Student Voice


April 23, 2024



UWRF rugby team reaching new heights

October 28, 2011

For the first time since 2006, the UW-River Falls men’s rugby team reached the elusive final four in the Minnesota State Championships. However, UWRF took it one-step further by beating Bethel University to reach the semifinals before falling to St. Thomas in the finals.

UWRF competes in a league called the Minnesota Union. The Union is composed of 13 teams from Wisconsin, Minnesota, Iowa and North Dakota. According to senior Crague Cook, UWRF competes in Minnesota because it is closer than traveling to places such as Green Bay or Madison.

UWRF earned a spot in the final four by winning their pool, which consisted of St. Thomas, Carleton, Macalester and St. Olaf. There are three pools in the Union, two of which have four teams, and the other, five. UWRF won their pool to earn a spot in the final four. All pool winners received a birth. The final spot was given to a wild card team.

In the semi-finals, UWRF beat Bethel University. This matched them up against St. Thomas, the wild card team, but also a team they had beaten just a week before. However, several severe injuries to key players in the first half of the finals allowed St. Thomas to sneak by and beat UWRF.

Jesse Engen, a senior and captain of the team, suffered a dislocated ankle, which will require surgery later on. Other injuries included concussions, which forced UWRF to play with less experience. Cook added that he “has never seen a game where so many people dropped like flies.”

“It is hard to maintain the game flow when so many injuries are happening,” said team President Mark Ineichen.

Ineichen is one of six seniors on this year’s rugby team, which had a great core of experience and plenty of new faces. The new players have stepped up to the plate, even during the tough conditions, added Cook.

Cook has been playing rugby since high school, but the state championships were his final competition. Travis Spencer, Eric Gates and Jason Anderson round out the seniors who put the UWRF jersey on for their final season. For some players, like Engen, competing for UWRF was the first time they have ever played rugby. Nevertheless, four years later, Engen was voted team captain and was instrumental to this year’s team success.

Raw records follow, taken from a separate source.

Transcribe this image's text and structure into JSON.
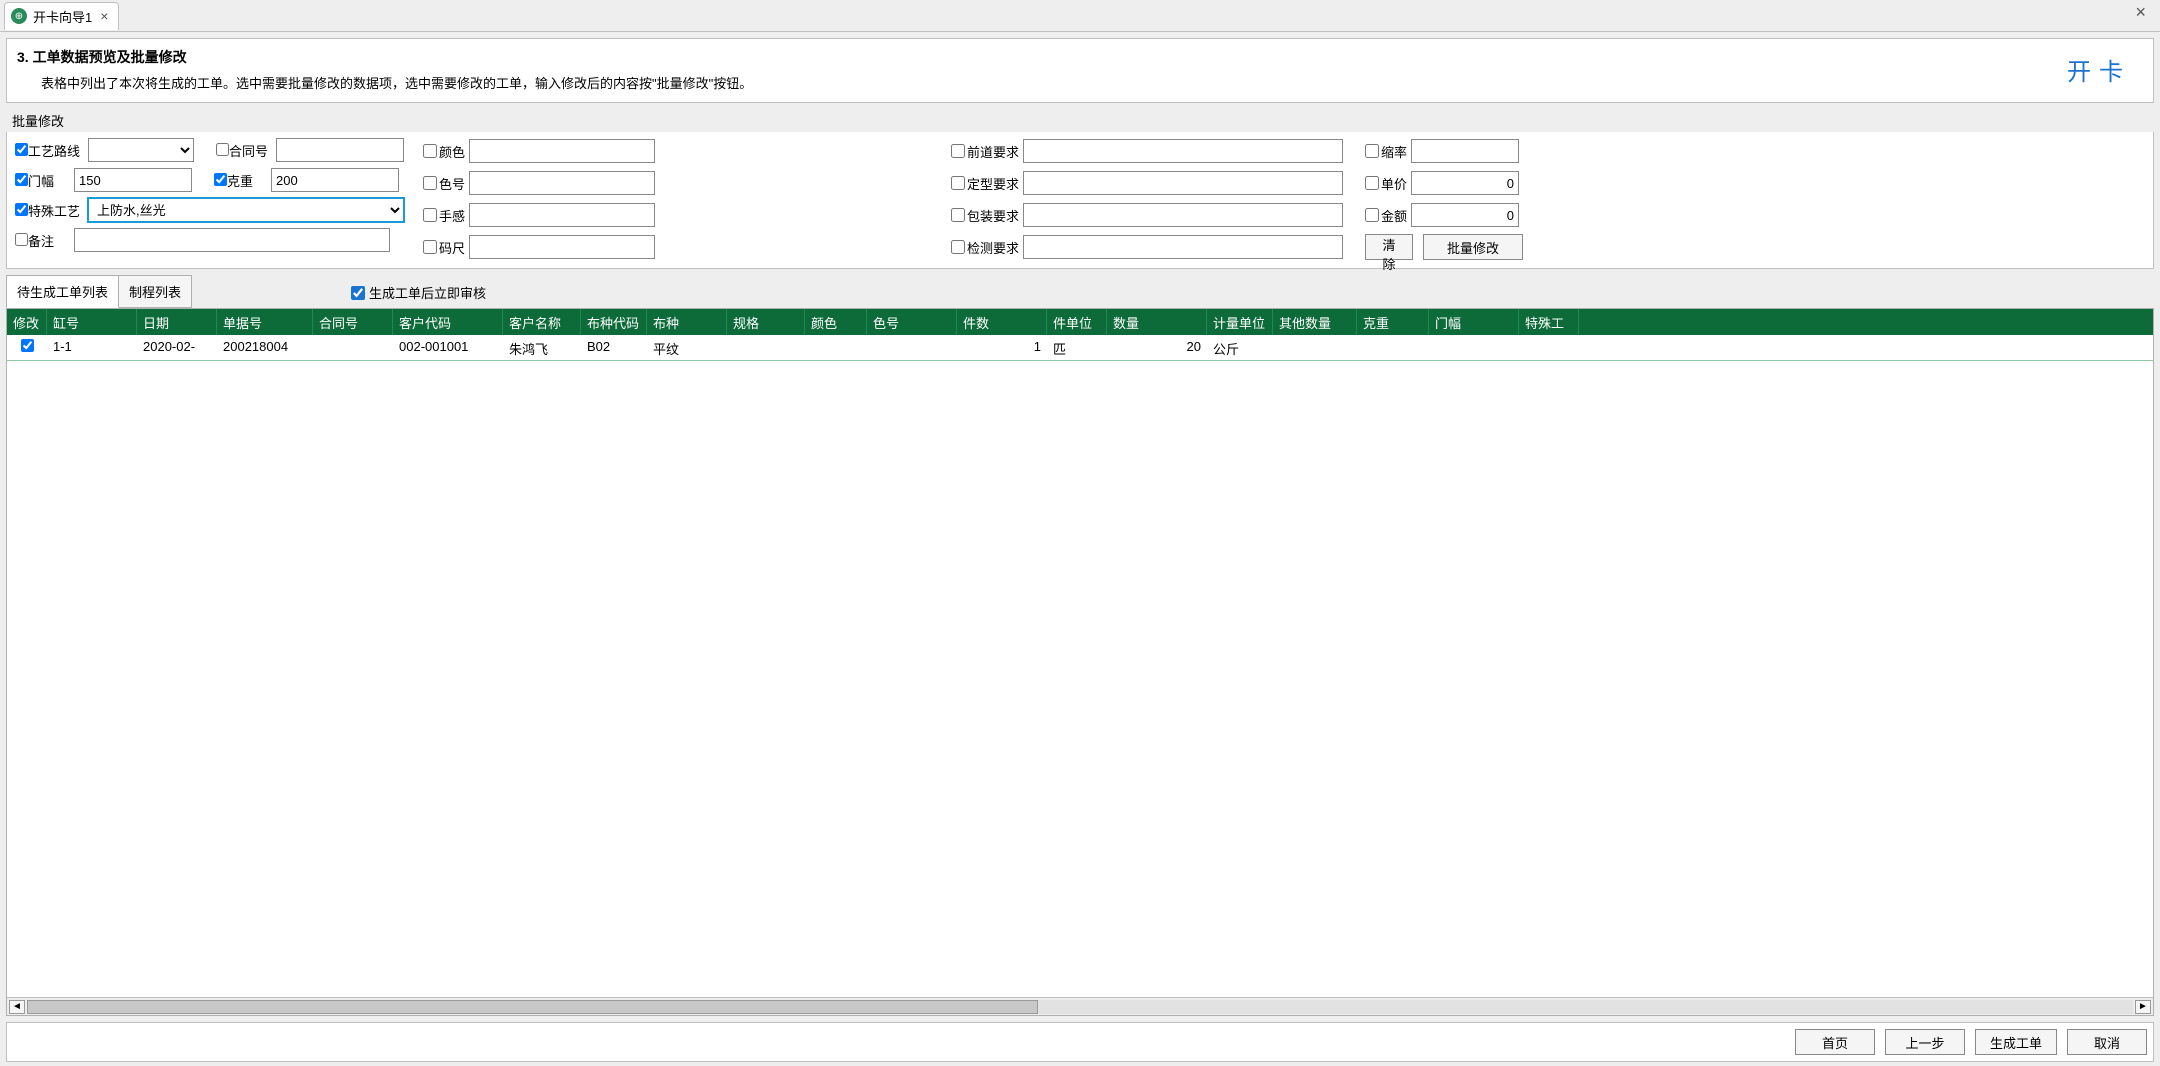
{
  "tab": {
    "title": "开卡向导1"
  },
  "window": {
    "close": "×"
  },
  "instruction": {
    "step": "3.",
    "title": "工单数据预览及批量修改",
    "desc": "表格中列出了本次将生成的工单。选中需要批量修改的数据项，选中需要修改的工单，输入修改后的内容按\"批量修改\"按钮。",
    "open_card": "开卡"
  },
  "batch": {
    "section_label": "批量修改",
    "process_route": {
      "label": "工艺路线",
      "value": ""
    },
    "contract_no": {
      "label": "合同号",
      "value": ""
    },
    "width": {
      "label": "门幅",
      "value": "150"
    },
    "weight": {
      "label": "克重",
      "value": "200"
    },
    "special_process": {
      "label": "特殊工艺",
      "value": "上防水,丝光"
    },
    "remark": {
      "label": "备注",
      "value": ""
    },
    "color": {
      "label": "颜色",
      "value": ""
    },
    "color_no": {
      "label": "色号",
      "value": ""
    },
    "feel": {
      "label": "手感",
      "value": ""
    },
    "ruler": {
      "label": "码尺",
      "value": ""
    },
    "pre_req": {
      "label": "前道要求",
      "value": ""
    },
    "shape_req": {
      "label": "定型要求",
      "value": ""
    },
    "pack_req": {
      "label": "包装要求",
      "value": ""
    },
    "inspect_req": {
      "label": "检测要求",
      "value": ""
    },
    "shrink": {
      "label": "缩率",
      "value": ""
    },
    "price": {
      "label": "单价",
      "value": "0"
    },
    "amount": {
      "label": "金额",
      "value": "0"
    },
    "clear_btn": "清除",
    "batch_btn": "批量修改"
  },
  "sub_tabs": {
    "pending": "待生成工单列表",
    "process": "制程列表",
    "audit_check": "生成工单后立即审核"
  },
  "table": {
    "headers": [
      "修改",
      "缸号",
      "日期",
      "单据号",
      "合同号",
      "客户代码",
      "客户名称",
      "布种代码",
      "布种",
      "规格",
      "颜色",
      "色号",
      "件数",
      "件单位",
      "数量",
      "计量单位",
      "其他数量",
      "克重",
      "门幅",
      "特殊工"
    ],
    "rows": [
      {
        "modify": true,
        "vat_no": "1-1",
        "date": "2020-02-",
        "doc_no": "200218004",
        "contract_no": "",
        "cust_code": "002-001001",
        "cust_name": "朱鸿飞",
        "fabric_code": "B02",
        "fabric": "平纹",
        "spec": "",
        "color": "",
        "color_no": "",
        "pieces": "1",
        "piece_unit": "匹",
        "qty": "20",
        "unit": "公斤",
        "other_qty": "",
        "weight": "",
        "width": "",
        "special": ""
      }
    ]
  },
  "footer": {
    "home": "首页",
    "prev": "上一步",
    "generate": "生成工单",
    "cancel": "取消"
  }
}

Teammates Cook, Ineichen and Sam Gartmann had nothing but praise for Engen, who helped run the practices and get the players in condition for the grueling rugby season. UWRF is one of few teams that have a player-coach.

The rugby team at UWRF has 38 players. Cook described rugby as a mixture of soccer and football. “Rugby came from soccer, and from rugby came football,” said Cook. The game is played with 15 players on the field with continuous time consisting of two 40-minute halves. The main difference, or unique rule said Cook, is that in rugby you have to pass backwards. Ineichen added that even though rugby is played without pads, the rules are designed to protect the players. Cook explained a main difference when it comes to tackling. “In football you can just full-out go and tackle someone. But in rugby, you have to completely wrap around the person before you can tackle them,” said Cook.

Gartmann described the experience of playing rugby as a “full-body workout in which you have to be in top condition.” This top condition has led UWRF to be one of the best programs throughout the Midwest. Even though they will lose several seniors heading into next season, Gartmann says there is “a lot of promise for the future.”

UWRF is now waiting to hear if they received a berth to the Midwest Playoffs. If they make it, it would be a first in UWRF history.


John Hanley on 28 Oct 2011: Go Rugby